Matthew E. Mitchell, MD, Eric Giza, MD and Martin R. Sullivan, MD J Am Acad Orthop Surg, Vol 17, No 7, July 2009,

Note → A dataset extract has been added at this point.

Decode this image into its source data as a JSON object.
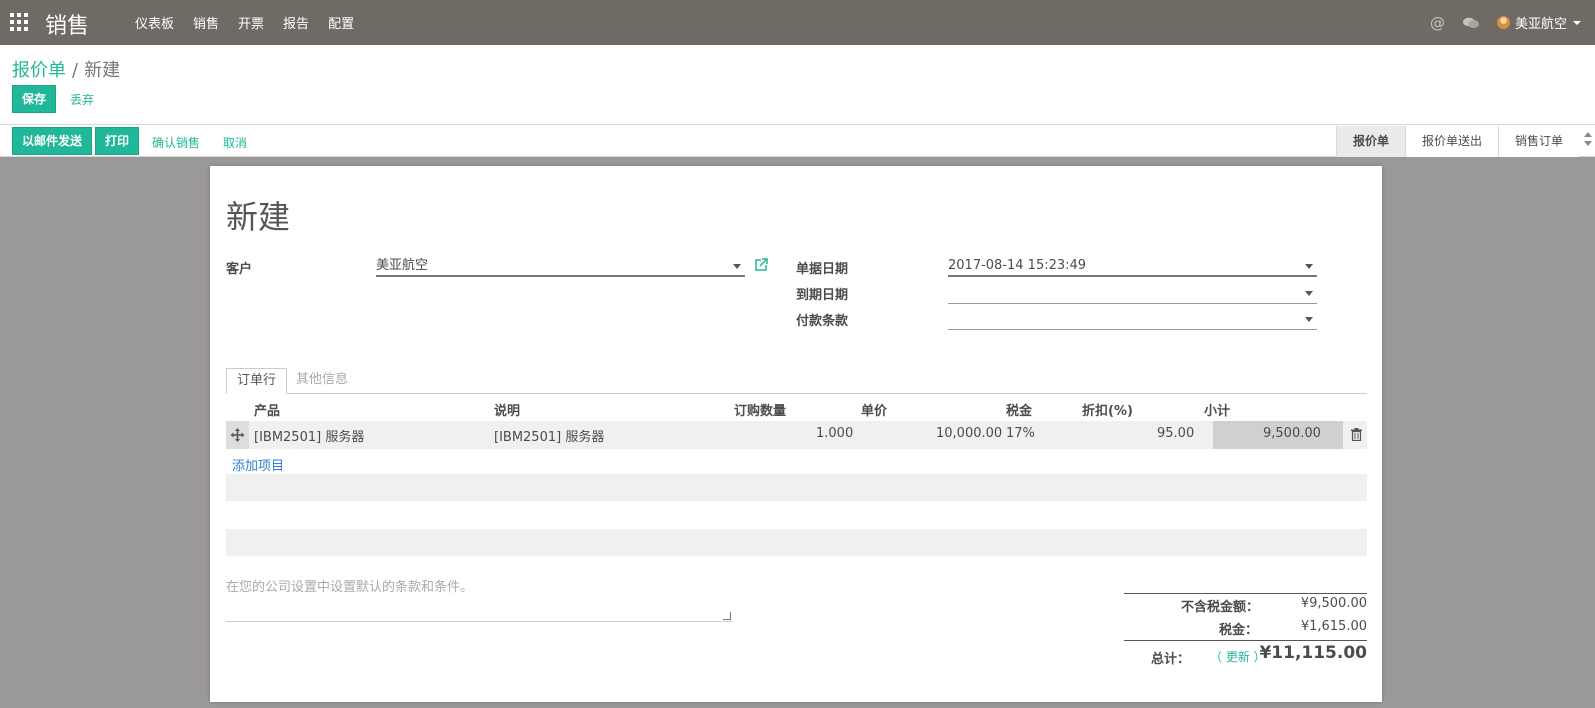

Talar articular cartilage is known to differ significantly from knee cartilage. Even so, recommendations for the treatment of talar cartilage lesions have been based on strategies for the knee. Arthroscopic management of osteochondral lesions of the talus is well documented. Results have been favorable with reparative techniques such as débridement with curettage and débridement with drilling, whether undertaken via early open techniques or more recent arthroscopic procedures. Salvage of failed reparative techniques is controversial. Early efforts to salvage failed débridement focused on osteochondral allografts and autografts that used the knee as a donor site. Results of these restorative techniques have been favorable, but concerns have been raised regarding knee donor site morbidity, the use of malleolar osteotomy, and incomplete restoration of the talar articular surface. More recent restorative techniques developed for the knee have been adapted for the ankle, such as autologous chondrocyte implantation and matrix-induced autologous chondrocyte implantation.